Northern Stakeholders tackle Parents irresponsible child upbringing


Stakeholders in the North-West geopolitical zone have attributed the current spate of moral decadence among schoolchildren to the failure of relevant stakeholders to play the mentorship role expected of them.

They said although the moral training of children was a collective responsibility, parents were to blame substantially for the moral decadence.

They pointed out that parents, teachers, community members, and religious leaders had roles to play in inculcating good morals in children at home, school, and places of worship.

Zakari Mohammed, director of higher education in Kaduna’s ministry of education, said the first point of inculcating morality in a child was the home.

Mr. Mohammed said it was the primary responsibility of parents to mentor their children and when the child reached school age, teachers were expected to participate.

He noted that parents should find ways of monitoring their children in school and explained that immorality among schoolchildren showed that parents were not doing enough.

“To some extent, some parents have relinquished their responsibilities of moral upbringing to teachers, who have to be playing the roles of ensuring academic advancement, as well as molding the character of children,” he explained. “Every school has Parent Teachers’ Association (PTAs) and School Based Management Committees (SBMCs), which have critical roles to play.”

He added, “While the PTAs comprise the parents and teachers, the SBMCs comprise the parents, teachers, and community members, and these stakeholders meet to address issues affecting the school system.”

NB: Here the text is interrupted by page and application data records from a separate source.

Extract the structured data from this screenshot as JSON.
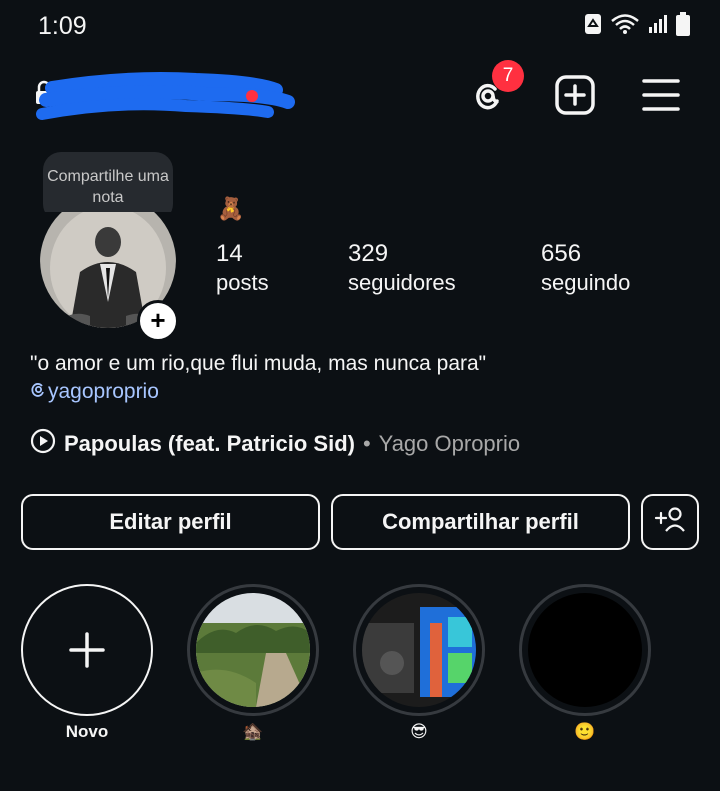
{
  "status_bar": {
    "time": "1:09"
  },
  "header": {
    "username": "bi"
  },
  "notifications": {
    "threads_badge": "7"
  },
  "note": {
    "text": "Compartilhe uma nota"
  },
  "profile": {
    "emoji": "🧸",
    "stats": [
      {
        "value": "14",
        "label": "posts"
      },
      {
        "value": "329",
        "label": "seguidores"
      },
      {
        "value": "656",
        "label": "seguindo"
      }
    ],
    "bio": "\"o amor e um rio,que flui muda, mas nunca para\"",
    "threads_handle": "yagoproprio",
    "music": {
      "song": "Papoulas (feat. Patricio Sid)",
      "separator": "•",
      "artist": "Yago Oproprio"
    }
  },
  "actions": {
    "edit_label": "Editar perfil",
    "share_label": "Compartilhar perfil"
  },
  "highlights": [
    {
      "label": "Novo"
    },
    {
      "label": "🏚️"
    },
    {
      "label": "😎"
    },
    {
      "label": "🙂"
    }
  ],
  "colors": {
    "background": "#0c1014",
    "badge": "#ff3040",
    "link": "#a8c6ff",
    "muted": "#a8a8a8"
  }
}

Haruna Danjuma, the national president of the National Association of Parent-Teacher Association, also mentioned that some parents lacked the needed morals to teach their children, leaving the responsibility to teachers.

Mr. Danjuma stressed the need for parents to pay attention to raising the morals of their children.

Garba Garkuwa, the SBMC chairman, Sabon Gari local government area, Kaduna, argued that teachers were supposed to be parents to the children under their care, and should discipline them when they misbehaved.

“But under the current realities, no teacher can afford to touch anybody’s child in the name of discipline because some parents could mobilize thugs to attack the teacher,” Mr. Garkuwa.

He added, “The parents are discouraging teachers from playing their role of disciplining and counseling the children while in school to keep them in line, and at home, the parents are never there for the children.”